[[ AVAILABLE DATA, beginning ]]

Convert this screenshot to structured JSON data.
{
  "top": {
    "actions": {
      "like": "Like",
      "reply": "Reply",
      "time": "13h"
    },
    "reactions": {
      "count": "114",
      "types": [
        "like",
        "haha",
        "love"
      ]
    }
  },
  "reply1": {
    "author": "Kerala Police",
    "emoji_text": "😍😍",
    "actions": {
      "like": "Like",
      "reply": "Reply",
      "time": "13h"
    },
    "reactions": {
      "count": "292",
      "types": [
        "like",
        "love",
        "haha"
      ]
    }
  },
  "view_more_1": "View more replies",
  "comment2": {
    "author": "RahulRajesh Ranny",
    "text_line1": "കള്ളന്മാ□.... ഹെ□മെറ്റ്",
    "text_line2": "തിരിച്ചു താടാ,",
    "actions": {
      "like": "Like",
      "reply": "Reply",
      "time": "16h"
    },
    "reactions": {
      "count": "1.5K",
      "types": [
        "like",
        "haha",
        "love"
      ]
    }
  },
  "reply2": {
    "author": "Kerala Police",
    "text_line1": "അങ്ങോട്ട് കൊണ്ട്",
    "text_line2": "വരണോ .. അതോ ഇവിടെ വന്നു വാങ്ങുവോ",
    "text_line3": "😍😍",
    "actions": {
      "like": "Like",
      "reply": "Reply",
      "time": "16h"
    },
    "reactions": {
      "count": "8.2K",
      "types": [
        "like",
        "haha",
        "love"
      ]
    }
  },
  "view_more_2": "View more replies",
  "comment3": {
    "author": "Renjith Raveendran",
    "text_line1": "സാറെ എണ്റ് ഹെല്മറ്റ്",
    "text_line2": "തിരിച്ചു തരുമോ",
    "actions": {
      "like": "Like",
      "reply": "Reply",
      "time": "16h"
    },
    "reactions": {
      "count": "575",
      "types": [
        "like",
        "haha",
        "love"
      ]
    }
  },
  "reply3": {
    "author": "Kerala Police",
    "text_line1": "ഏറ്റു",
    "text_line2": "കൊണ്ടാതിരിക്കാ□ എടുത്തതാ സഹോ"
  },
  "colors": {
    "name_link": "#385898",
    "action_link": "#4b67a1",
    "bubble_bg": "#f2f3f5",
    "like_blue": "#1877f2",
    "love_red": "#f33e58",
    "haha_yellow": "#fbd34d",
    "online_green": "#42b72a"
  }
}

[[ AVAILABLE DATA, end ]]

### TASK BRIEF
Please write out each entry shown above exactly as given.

### SOLUTION
Convert this screenshot to structured JSON data.
{
  "top": {
    "actions": {
      "like": "Like",
      "reply": "Reply",
      "time": "13h"
    },
    "reactions": {
      "count": "114",
      "types": [
        "like",
        "haha",
        "love"
      ]
    }
  },
  "reply1": {
    "author": "Kerala Police",
    "emoji_text": "😍😍",
    "actions": {
      "like": "Like",
      "reply": "Reply",
      "time": "13h"
    },
    "reactions": {
      "count": "292",
      "types": [
        "like",
        "love",
        "haha"
      ]
    }
  },
  "view_more_1": "View more replies",
  "comment2": {
    "author": "RahulRajesh Ranny",
    "text_line1": "കള്ളന്മാ□.... ഹെ□മെറ്റ്",
    "text_line2": "തിരിച്ചു താടാ,",
    "actions": {
      "like": "Like",
      "reply": "Reply",
      "time": "16h"
    },
    "reactions": {
      "count": "1.5K",
      "types": [
        "like",
        "haha",
        "love"
      ]
    }
  },
  "reply2": {
    "author": "Kerala Police",
    "text_line1": "അങ്ങോട്ട് കൊണ്ട്",
    "text_line2": "വരണോ .. അതോ ഇവിടെ വന്നു വാങ്ങുവോ",
    "text_line3": "😍😍",
    "actions": {
      "like": "Like",
      "reply": "Reply",
      "time": "16h"
    },
    "reactions": {
      "count": "8.2K",
      "types": [
        "like",
        "haha",
        "love"
      ]
    }
  },
  "view_more_2": "View more replies",
  "comment3": {
    "author": "Renjith Raveendran",
    "text_line1": "സാറെ എണ്റ് ഹെല്മറ്റ്",
    "text_line2": "തിരിച്ചു തരുമോ",
    "actions": {
      "like": "Like",
      "reply": "Reply",
      "time": "16h"
    },
    "reactions": {
      "count": "575",
      "types": [
        "like",
        "haha",
        "love"
      ]
    }
  },
  "reply3": {
    "author": "Kerala Police",
    "text_line1": "ഏറ്റു",
    "text_line2": "കൊണ്ടാതിരിക്കാ□ എടുത്തതാ സഹോ"
  },
  "colors": {
    "name_link": "#385898",
    "action_link": "#4b67a1",
    "bubble_bg": "#f2f3f5",
    "like_blue": "#1877f2",
    "love_red": "#f33e58",
    "haha_yellow": "#fbd34d",
    "online_green": "#42b72a"
  }
}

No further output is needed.